■ **REQUIRED WORK**: Only lines containing "Нажмите" are wanted from the data below. Copy those lines.
---------- DATASET CONTENT ----------
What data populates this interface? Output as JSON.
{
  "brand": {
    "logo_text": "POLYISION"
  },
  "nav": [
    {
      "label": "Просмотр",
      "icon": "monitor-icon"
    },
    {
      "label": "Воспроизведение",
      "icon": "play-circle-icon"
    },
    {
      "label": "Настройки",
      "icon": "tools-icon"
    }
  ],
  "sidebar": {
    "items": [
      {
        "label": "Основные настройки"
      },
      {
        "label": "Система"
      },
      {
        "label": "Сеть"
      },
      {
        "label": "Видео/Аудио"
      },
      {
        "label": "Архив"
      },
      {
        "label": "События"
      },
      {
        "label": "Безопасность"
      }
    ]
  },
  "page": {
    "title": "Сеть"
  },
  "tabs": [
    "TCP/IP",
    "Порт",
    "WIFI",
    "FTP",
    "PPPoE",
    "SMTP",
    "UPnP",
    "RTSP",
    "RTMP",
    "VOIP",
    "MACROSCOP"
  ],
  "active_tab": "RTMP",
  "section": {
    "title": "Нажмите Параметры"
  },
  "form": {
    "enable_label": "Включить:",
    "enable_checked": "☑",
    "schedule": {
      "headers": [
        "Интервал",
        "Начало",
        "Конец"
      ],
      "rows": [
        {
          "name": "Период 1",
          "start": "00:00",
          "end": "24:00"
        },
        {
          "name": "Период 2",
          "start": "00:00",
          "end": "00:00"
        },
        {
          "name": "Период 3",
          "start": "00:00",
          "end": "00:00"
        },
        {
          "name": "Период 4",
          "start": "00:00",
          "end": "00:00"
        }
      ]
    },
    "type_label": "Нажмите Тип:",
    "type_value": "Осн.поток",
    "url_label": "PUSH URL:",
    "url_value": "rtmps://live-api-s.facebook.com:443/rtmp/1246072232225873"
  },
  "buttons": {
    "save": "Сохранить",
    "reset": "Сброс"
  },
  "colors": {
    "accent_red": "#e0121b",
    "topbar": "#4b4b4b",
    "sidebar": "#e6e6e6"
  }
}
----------
■ **ANSWER BOX**:
    "title": "Нажмите Параметры"
    "type_label": "Нажмите Тип:",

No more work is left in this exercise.